Charles has gone the extra mile, as usual : thanks! That widened meaning of "retranslate" indeed seems not only pointless but likely to cause confusion.
While I don't agree with W/A that the syntax as given precludes it meaning "well", Charles's explanations seem to me to leave no doubt as to the meaning intended.
As Victoria and W/A have already said, it's impossible to know for sure without more of your surrounding context.
From the syntax used, I'd say Victoria's suggestion of "did indeed re-translate" or even something along the lines "may (well) have re-translated..." — in which case, we would reasonably expect it to be followed by a "mais..." (explicit or implied)
I think if the writer had wanted to say that he had produced a good translation, there are better / more idiomatic ways they might have expressed this in FR.
I looked up the source. "Bien" clearly does mean "indeed", not "well", in context. The author is not talking about how well Amyot "retranslated" Plutarch. (He did it very well indeed, by common consent; so Montaigne thought, certainly.) It's here if anyone wants to look: https://journals.openedition.org/palimpsestes/596

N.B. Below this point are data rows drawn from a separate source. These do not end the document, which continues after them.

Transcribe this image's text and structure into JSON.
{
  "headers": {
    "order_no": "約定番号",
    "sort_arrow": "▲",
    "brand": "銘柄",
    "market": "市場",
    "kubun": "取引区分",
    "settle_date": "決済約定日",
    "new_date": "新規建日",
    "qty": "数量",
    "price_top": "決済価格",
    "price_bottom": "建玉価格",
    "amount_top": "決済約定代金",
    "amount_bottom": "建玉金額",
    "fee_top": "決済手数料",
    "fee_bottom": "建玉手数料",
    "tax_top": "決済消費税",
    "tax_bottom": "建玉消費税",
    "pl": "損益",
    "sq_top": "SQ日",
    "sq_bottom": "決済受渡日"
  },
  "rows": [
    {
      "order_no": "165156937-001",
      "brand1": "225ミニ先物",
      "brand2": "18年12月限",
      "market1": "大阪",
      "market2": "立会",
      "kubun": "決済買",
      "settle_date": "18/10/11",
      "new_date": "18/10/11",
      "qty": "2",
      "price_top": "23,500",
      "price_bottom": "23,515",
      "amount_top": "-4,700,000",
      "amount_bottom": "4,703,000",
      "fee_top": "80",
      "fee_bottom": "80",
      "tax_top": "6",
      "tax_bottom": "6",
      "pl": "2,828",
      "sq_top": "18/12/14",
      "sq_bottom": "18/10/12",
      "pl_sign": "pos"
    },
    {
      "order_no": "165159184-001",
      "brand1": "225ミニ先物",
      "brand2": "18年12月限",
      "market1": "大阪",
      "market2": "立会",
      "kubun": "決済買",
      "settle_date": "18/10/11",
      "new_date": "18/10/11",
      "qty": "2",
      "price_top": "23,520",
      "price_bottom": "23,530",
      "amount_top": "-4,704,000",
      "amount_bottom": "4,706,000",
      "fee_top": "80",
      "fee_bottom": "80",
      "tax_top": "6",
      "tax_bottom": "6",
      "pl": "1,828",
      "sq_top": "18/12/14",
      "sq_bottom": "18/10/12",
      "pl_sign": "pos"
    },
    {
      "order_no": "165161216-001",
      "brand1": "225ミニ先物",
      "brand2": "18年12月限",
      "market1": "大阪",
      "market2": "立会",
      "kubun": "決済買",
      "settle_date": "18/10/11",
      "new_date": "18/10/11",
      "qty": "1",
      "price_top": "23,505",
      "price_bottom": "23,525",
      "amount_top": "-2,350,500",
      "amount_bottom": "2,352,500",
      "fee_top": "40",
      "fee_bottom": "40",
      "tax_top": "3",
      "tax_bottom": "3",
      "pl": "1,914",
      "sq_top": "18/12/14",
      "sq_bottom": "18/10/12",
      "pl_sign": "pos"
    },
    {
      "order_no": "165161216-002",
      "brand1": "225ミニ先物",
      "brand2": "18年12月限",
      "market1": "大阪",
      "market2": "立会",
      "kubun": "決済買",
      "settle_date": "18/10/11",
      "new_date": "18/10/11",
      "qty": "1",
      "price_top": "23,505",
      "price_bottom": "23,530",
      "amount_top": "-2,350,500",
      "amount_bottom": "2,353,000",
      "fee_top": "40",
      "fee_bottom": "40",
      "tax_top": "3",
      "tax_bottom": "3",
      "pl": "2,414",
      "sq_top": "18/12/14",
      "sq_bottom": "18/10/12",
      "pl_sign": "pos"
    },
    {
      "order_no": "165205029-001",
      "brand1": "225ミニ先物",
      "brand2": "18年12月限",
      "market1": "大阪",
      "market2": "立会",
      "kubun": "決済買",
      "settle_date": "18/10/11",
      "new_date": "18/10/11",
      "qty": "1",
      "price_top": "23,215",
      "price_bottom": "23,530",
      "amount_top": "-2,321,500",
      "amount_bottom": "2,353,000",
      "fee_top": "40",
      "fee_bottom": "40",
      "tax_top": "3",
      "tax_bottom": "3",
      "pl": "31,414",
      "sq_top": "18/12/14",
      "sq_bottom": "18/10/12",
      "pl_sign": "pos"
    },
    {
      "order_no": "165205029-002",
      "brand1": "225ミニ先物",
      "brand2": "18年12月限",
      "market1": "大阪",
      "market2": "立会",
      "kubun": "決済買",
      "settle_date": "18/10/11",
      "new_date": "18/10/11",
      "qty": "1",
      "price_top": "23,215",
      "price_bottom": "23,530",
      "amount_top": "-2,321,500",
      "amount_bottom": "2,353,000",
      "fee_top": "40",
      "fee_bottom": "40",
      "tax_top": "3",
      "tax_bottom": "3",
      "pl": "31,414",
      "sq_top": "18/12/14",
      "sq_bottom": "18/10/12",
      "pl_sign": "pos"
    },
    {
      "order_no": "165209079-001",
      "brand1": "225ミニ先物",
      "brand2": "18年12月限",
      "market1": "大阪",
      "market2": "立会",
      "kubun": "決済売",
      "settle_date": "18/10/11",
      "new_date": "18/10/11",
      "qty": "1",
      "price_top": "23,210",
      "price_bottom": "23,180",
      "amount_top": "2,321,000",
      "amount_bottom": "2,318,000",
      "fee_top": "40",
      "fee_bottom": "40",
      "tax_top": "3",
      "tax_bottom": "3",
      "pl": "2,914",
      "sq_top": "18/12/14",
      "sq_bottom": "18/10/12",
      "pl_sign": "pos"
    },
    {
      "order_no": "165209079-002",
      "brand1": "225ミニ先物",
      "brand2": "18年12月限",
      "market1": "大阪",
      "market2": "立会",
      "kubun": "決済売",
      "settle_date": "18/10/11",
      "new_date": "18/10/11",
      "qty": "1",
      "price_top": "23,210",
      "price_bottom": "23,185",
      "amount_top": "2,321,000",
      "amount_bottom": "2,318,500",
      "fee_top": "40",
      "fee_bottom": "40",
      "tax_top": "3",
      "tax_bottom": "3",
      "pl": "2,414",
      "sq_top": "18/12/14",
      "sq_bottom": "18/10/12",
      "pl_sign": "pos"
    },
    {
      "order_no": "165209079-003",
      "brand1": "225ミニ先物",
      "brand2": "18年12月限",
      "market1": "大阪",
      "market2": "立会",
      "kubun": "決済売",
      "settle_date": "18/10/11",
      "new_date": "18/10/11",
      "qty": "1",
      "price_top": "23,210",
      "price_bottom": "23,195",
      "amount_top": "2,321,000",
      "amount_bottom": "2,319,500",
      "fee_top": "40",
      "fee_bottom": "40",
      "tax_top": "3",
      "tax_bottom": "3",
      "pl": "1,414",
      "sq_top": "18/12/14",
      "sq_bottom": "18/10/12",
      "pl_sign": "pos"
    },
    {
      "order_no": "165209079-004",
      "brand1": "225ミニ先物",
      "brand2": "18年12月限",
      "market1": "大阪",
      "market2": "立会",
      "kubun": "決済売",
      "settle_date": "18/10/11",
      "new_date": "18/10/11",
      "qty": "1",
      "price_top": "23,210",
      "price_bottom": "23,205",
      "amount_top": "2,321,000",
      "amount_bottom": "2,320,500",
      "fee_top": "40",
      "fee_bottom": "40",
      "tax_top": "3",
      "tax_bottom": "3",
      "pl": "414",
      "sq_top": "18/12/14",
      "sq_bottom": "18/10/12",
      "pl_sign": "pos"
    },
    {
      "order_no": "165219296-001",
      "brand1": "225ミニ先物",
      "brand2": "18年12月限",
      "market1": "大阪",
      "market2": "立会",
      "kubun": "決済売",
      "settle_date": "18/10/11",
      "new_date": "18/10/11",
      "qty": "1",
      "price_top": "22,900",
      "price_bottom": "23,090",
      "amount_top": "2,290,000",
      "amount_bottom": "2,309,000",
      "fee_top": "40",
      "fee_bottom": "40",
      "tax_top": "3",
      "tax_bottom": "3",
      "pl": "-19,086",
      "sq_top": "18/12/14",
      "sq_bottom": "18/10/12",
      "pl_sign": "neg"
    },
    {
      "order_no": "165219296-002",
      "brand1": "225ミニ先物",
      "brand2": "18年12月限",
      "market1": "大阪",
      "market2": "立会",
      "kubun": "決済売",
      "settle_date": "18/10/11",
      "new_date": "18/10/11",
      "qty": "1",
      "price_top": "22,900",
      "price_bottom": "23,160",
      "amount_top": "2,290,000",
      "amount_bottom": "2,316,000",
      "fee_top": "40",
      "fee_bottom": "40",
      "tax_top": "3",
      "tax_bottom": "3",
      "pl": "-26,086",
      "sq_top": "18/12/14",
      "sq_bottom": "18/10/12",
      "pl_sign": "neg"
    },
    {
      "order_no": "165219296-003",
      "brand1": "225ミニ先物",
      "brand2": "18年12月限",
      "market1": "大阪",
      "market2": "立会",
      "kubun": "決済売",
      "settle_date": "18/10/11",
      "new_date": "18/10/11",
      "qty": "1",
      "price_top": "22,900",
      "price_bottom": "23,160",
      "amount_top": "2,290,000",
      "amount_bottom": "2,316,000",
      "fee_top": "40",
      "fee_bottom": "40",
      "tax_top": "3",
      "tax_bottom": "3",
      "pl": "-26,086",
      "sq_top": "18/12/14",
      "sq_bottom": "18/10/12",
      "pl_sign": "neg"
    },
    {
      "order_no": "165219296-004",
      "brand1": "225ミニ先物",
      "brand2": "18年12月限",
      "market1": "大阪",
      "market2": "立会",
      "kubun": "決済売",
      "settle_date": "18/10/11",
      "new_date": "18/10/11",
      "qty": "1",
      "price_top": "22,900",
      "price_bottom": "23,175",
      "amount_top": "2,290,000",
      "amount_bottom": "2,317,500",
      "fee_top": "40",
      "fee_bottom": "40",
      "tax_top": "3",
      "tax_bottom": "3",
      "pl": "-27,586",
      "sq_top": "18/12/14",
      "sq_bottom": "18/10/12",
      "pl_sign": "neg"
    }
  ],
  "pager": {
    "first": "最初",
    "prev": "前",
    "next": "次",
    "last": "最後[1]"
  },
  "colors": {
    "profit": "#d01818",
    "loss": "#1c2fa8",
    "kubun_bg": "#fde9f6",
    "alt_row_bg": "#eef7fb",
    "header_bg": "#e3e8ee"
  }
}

I looked it up mainly because I couldn't understand why the author says that Amyot retranslated Plutarch. He worked directly from the Greek, not from a Latin version. So why does he say that Amyot "a retraduit" Plutarch? The answer turns out to be that for this author "retranslation" includes translation of an original text that has already been translated before, albeit independently, and apparently into any language, since before Amyot, as far as I know, Plutarch had only been translated into Latin. I can't see the point of widening the meaning of "retranslate" like this.